However, in his latest piece over at CNN.com, he “gets real” about abortion and I think gets it right. As most activists for protecting access to safe and legal abortion as an issue of women’s health know, and have been pointing out for years, Frum states:
If you’re serious about reducing abortion, the most important issue is not which abortions to ban. The most important issue is how will you support women to have the babies they want.
As a general rule, societies that do the most to support mothers and child-bearing have the fewest abortions. Societies that do the least to support mothers and child-bearing have more abortions.
Frum goes on to give examples about maternal health policies and practices from Germany as a prime example of a nation with socialized medicine and generous health benefits, and one of the world’s lowest abortion rates. And, he points out:
Even here in the United States, where parental benefits are much less generous, abortion responds to economic conditions. In the prosperous 1990s, abortion rates declined rapidly. In the less prosperous ’00s, abortion rates declined more slowly. When the economy plunged into crisis in 2008, abortion rates abruptly rose again.

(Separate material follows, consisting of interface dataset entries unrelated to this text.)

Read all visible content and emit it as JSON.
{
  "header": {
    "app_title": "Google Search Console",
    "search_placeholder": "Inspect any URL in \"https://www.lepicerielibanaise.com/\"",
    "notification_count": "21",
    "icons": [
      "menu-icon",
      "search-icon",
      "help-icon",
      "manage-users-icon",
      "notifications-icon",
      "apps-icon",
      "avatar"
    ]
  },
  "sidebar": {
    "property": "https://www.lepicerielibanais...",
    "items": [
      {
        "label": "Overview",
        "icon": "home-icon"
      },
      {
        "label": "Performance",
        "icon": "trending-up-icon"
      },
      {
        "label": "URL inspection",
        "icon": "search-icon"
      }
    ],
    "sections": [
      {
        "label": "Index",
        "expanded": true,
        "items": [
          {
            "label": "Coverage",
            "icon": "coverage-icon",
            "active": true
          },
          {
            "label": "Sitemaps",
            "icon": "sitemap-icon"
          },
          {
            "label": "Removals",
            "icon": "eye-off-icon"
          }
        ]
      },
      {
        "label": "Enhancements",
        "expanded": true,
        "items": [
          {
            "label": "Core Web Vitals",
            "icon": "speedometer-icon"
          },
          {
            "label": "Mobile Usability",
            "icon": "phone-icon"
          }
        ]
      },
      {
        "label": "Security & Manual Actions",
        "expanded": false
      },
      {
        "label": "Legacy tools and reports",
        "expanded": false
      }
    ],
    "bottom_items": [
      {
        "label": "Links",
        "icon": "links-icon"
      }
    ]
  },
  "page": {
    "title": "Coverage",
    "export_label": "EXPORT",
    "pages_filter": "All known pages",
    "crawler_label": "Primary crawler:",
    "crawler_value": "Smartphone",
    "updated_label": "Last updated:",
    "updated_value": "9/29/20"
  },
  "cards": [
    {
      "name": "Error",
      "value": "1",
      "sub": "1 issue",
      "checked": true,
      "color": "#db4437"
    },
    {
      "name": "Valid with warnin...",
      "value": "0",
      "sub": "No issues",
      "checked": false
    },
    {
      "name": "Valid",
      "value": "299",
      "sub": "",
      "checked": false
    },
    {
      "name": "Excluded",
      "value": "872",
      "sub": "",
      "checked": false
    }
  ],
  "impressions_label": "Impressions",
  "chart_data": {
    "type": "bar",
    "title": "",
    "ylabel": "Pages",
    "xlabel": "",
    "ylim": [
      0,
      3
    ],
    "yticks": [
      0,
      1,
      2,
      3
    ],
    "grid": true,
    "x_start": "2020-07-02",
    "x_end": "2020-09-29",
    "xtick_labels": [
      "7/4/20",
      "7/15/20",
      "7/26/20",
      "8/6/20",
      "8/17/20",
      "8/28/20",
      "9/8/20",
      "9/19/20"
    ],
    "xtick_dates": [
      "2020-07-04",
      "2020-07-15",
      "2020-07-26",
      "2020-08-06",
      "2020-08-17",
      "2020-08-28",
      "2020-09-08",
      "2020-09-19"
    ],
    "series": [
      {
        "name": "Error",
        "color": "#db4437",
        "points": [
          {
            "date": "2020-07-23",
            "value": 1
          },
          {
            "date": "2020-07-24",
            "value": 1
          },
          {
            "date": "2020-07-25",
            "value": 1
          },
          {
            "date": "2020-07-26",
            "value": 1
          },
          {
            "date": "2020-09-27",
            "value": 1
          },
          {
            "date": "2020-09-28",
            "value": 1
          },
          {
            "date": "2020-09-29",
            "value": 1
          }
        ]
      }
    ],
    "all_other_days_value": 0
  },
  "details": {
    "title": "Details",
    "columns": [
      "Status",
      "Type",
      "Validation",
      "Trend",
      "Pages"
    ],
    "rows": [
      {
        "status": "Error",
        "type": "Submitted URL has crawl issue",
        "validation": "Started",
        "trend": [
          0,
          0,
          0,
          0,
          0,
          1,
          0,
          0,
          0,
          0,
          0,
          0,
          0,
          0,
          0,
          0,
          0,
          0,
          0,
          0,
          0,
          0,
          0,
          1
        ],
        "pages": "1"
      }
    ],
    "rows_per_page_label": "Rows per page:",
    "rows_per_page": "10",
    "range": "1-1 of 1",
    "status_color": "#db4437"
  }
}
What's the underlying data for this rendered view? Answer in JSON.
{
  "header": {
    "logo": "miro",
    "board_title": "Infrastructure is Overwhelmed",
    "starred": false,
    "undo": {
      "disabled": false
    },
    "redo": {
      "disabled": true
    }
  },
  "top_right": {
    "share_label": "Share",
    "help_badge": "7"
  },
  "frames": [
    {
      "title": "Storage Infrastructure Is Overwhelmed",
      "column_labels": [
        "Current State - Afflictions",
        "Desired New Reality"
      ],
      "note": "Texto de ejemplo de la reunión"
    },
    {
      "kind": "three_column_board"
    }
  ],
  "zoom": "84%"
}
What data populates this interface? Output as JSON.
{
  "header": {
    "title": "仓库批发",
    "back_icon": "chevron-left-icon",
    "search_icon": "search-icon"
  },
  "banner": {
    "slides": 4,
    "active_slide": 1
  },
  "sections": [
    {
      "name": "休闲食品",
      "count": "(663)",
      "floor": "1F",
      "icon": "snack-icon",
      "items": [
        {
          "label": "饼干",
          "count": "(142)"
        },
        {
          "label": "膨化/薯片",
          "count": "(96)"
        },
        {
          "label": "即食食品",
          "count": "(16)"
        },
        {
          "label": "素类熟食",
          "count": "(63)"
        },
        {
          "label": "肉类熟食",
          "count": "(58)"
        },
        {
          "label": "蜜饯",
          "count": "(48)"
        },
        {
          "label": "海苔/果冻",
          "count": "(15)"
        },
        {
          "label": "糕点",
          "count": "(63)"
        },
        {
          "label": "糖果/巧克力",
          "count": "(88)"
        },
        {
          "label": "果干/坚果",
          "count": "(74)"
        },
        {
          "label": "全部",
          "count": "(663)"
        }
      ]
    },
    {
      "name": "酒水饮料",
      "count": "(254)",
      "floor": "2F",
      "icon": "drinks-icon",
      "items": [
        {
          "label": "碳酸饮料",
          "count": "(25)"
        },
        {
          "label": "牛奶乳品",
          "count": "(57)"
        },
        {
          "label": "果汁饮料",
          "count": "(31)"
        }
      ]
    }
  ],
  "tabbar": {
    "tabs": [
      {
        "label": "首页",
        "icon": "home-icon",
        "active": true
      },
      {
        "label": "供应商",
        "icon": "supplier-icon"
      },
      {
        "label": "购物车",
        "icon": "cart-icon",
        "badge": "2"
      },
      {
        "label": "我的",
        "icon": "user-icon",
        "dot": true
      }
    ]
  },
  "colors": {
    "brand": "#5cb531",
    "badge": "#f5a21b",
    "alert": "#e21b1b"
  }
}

I’ve noted here on this blog how Bryce Covert highlighted this economic reality over at The Nation earlier this year. Frum continues:
These trends should not surprise anyone. Women choose abortion for one overwhelming reason: economic insecurity. The large majority of women who chose abortion in 2008, 57%, reported a disruptive event in their lives in the previous 12 months: most often, the loss of a job or home.
Of the women who choose abortion, 58% are in their 20s. Some 61% of them already have a child. Almost 70% of them are poor or near poor.
Three-quarters say they cannot afford another child.
Frum gives examples from the Netherlands and why immigrant women’s abortion rates have been rising:
They chose abortion because they had become sexually active within male-dominated immigrant subcultures in which access to birth control was restricted, in which female sexuality was tightly policed, in which girls who become pregnant outside marriage are disgraced and in which the costs and obligations of childbearing loaded almost entirely on women alone.
Abortion is a product of poverty and maternal distress.
Not only can we do something to alleviate these things, we have in living memory in this country a keen understanding of what life was like when abortion was not safe and legal:
A woman who enjoys the most emotional and financial security and who has chosen the timing of her pregnancy will not choose abortion, even when abortion laws are liberal. A woman who is dominated, who is poor and who fears bearing the child is likely to find an abortion, even where abortion is restricted, as it was across the United States before 1965.
Regardless of political persuasion, if we do in fact get real about abortion and reproductive justice, rather than getting hyperbolic, we can all get it right.